She clutched the coin, the glass locket warm from her body heat. “Someone, help. Please!” This angel would kill her, and they’d find her mangled body in the weeds. They’d never find her murderer.
“Why?” She prayed to see some conscience in his stony expression.
Instead, he narrowed his eyes at something behind her.
Curious, Victoria looked over her shoulder.
A man stood on the other side of the chain-link fence. Funny, she hadn’t heard him approach.
“You managed to escape.” The angel glared at the stranger, momentarily forgetting about her. “I see. This complicates matters.”
He vanished, but not before giving Victoria a warning look that pierced her soul. She’d the unnerving feeling he’d return.
“Thought he’d be up for a fight.”
Avenging angel forgotten, she turned to the newcomer. He pole-vaulted over the fence’s top metal bar, avoiding the curled barbed wire, and landed before her.

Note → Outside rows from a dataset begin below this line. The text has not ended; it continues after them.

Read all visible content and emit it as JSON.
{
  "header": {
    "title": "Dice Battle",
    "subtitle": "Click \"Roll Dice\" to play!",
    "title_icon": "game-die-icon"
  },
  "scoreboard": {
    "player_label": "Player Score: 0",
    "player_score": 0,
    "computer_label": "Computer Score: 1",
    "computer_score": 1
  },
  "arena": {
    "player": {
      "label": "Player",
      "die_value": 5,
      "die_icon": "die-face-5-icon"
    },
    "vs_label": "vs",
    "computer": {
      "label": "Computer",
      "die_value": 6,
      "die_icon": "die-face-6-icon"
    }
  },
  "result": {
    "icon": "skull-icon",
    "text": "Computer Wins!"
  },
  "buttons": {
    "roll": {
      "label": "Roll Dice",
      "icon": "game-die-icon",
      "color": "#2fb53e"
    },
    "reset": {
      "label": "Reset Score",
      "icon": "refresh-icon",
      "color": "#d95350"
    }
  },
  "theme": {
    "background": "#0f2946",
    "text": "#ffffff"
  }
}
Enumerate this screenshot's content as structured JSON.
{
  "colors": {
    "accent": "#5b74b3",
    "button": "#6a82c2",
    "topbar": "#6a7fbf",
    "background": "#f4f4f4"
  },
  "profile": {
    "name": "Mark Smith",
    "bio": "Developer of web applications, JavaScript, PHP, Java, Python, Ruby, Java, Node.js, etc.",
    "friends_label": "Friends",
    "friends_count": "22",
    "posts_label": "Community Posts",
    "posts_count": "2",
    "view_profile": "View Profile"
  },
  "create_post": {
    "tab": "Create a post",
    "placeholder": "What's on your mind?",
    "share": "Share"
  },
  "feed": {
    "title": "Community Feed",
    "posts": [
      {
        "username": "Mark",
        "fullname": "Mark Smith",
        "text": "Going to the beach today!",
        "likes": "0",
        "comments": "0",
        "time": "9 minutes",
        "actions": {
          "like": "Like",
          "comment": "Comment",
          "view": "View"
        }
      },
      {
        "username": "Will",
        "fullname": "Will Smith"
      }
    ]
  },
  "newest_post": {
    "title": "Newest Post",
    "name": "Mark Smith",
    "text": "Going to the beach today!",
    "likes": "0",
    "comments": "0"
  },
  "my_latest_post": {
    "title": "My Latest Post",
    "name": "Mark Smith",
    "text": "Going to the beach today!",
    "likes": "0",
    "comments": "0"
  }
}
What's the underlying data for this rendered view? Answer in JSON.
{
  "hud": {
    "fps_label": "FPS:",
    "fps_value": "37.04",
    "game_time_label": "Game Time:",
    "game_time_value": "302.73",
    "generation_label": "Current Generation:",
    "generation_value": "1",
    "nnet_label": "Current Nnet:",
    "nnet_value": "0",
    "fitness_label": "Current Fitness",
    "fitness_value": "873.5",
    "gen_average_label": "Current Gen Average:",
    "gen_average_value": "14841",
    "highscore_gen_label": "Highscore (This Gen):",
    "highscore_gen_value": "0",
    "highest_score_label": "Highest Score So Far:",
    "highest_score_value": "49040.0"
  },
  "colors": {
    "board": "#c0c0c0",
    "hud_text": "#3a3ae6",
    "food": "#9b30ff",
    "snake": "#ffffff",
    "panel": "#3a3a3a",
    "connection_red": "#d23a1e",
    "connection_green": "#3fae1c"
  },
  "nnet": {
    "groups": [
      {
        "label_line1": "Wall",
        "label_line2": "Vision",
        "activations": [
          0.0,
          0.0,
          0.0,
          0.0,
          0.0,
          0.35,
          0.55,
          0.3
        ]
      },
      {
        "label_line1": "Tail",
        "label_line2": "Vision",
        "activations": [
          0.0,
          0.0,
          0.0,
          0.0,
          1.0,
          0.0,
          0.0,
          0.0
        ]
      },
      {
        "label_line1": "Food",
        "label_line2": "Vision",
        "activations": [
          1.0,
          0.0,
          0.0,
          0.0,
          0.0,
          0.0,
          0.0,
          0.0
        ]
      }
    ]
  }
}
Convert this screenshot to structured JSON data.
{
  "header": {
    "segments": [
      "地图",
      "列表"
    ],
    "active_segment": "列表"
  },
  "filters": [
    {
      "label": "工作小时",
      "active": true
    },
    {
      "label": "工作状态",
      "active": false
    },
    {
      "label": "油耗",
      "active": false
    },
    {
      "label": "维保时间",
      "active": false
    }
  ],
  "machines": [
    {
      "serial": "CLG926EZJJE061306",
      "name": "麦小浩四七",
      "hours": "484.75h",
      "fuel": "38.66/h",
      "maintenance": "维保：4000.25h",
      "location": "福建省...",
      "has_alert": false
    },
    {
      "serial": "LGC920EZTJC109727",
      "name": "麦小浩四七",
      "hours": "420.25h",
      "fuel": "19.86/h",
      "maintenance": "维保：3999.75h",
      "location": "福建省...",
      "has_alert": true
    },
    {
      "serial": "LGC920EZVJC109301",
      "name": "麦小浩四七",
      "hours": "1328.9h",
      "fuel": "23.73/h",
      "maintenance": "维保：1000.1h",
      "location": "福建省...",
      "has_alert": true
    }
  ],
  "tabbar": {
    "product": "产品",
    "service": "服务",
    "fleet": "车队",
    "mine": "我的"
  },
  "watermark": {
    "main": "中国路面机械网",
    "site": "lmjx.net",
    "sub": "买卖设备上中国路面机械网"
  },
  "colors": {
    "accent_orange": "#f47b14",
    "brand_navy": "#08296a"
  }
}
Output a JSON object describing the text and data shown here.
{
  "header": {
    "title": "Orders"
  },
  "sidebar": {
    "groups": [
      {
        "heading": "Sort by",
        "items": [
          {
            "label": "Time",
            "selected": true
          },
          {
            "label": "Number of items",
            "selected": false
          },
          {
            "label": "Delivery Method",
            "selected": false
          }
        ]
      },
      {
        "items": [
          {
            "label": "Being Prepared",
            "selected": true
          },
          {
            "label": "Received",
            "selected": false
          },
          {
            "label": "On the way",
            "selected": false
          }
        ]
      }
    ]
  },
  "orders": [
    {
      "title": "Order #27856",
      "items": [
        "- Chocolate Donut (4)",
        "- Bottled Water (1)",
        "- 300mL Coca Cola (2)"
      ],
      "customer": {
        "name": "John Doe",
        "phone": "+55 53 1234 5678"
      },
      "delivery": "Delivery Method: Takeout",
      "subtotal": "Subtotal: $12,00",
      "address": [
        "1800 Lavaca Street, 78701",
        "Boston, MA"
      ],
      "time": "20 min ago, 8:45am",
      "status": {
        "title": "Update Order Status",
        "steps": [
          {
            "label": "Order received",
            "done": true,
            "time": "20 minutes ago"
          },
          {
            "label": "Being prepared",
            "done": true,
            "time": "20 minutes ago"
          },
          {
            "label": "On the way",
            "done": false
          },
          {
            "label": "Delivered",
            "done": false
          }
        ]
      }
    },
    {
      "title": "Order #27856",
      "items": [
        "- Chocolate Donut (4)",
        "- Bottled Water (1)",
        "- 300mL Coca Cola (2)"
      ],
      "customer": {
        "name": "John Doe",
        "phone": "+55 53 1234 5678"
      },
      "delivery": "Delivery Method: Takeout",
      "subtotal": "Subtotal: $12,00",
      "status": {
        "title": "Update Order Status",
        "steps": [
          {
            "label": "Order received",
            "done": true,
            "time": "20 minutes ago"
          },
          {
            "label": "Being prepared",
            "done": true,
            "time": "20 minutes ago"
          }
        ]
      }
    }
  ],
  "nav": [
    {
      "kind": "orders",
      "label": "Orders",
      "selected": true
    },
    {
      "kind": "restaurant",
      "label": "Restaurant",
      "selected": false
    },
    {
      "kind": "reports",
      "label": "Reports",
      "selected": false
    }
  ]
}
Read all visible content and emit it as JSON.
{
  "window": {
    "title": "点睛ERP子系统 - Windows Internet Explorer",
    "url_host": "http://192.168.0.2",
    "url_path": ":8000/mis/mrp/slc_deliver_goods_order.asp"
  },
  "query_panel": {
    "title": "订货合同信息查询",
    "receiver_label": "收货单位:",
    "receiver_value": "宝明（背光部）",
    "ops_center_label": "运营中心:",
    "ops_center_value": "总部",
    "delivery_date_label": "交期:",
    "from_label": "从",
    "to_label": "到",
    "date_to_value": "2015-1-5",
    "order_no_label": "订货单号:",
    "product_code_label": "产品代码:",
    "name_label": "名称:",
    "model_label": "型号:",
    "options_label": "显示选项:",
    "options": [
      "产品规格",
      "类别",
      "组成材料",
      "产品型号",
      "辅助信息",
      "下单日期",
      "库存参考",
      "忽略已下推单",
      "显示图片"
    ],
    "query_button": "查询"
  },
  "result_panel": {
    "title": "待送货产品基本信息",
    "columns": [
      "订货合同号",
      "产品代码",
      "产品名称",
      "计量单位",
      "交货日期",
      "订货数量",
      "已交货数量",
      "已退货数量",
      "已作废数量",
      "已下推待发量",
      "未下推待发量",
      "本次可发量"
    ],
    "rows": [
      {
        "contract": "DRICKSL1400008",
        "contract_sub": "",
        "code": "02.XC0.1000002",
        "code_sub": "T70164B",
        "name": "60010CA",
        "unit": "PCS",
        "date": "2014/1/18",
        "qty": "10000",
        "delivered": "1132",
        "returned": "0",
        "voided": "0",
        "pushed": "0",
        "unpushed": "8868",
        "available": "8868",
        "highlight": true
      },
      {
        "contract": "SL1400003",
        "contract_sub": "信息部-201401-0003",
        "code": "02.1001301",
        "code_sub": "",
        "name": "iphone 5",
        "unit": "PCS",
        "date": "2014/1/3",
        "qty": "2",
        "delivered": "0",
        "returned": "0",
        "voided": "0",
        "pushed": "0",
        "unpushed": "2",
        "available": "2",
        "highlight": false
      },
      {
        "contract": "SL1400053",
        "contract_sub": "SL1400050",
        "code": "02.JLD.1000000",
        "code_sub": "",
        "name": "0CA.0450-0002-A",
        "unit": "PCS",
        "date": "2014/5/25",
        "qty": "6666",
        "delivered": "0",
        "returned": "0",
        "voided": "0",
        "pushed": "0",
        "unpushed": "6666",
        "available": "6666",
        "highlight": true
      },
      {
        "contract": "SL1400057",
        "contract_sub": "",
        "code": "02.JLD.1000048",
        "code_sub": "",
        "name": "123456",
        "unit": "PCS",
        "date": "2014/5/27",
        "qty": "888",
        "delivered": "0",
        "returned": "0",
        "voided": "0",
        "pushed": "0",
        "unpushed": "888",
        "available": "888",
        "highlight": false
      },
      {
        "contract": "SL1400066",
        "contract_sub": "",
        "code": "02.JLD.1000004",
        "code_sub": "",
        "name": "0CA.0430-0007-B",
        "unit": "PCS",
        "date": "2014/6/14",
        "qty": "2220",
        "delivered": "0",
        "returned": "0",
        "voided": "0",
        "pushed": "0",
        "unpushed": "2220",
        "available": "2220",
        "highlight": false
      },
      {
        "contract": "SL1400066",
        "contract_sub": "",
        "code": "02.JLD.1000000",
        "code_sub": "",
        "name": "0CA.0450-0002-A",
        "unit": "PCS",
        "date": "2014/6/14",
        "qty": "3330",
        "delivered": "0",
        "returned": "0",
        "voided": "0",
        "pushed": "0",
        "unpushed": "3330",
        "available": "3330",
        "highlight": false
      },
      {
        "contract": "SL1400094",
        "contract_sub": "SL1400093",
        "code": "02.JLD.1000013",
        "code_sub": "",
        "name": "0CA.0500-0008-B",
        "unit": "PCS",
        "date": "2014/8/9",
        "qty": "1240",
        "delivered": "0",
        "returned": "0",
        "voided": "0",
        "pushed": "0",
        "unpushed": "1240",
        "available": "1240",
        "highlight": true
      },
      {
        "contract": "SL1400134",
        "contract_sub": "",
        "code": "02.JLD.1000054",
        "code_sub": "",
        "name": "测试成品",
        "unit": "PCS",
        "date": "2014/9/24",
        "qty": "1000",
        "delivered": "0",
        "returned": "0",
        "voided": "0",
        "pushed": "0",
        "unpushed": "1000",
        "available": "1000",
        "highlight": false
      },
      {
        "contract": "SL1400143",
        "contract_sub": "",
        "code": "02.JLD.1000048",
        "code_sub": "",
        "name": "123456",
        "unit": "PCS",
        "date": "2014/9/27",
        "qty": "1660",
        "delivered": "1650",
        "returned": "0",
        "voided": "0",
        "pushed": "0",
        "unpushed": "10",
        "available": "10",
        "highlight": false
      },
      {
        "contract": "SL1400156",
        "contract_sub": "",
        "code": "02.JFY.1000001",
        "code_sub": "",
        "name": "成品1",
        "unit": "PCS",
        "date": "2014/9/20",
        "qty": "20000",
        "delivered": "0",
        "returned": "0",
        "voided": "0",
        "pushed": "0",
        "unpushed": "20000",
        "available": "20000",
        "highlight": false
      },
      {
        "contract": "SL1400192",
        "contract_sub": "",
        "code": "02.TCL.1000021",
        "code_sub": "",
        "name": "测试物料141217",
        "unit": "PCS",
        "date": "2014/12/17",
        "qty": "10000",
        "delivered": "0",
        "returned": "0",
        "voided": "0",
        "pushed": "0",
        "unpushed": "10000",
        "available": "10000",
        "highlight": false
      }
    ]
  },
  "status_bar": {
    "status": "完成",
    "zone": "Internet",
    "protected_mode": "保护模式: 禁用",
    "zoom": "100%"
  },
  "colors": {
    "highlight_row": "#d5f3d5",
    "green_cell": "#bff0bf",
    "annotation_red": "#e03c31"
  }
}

“Thank you.” Hand on her chest, she drew deep breaths, relieved she’d survived. How this rescuer had found them, she’d no idea. Even stranger, why did the angel appear agitated at his presence?
He crossed his arms and leaned against the fence. A black dragon tattoo, partially hidden by his blue T-shirt sleeve, wound around his left arm to his wrist.
“For what?”
She stared, confused. “For rescuing me.” Why else? A sudden horrid realization seized her. What if this newcomer hadn’t intended to help her? What if he saw her as an opportune target as well?
“I see.” He looked around. “Should you be walking in a neighborhood like this at night?”
“It’s a free country.” Maybe the cry for help and his appearance proved coincidence. “Are angels supposed to chase people while wielding burning whips?”
“Not normally, no.”
She started walking away. “What I thought.”
“Why did you call me?”
Victoria stopped, palms damp. “Call you?”
“Yes.” He stared at her throat. “Your necklace…”
She covered the coin with her hand. “Who are you? Why did the angel react like that?”
He gave a small bow. “Judas. Judas Iscariot."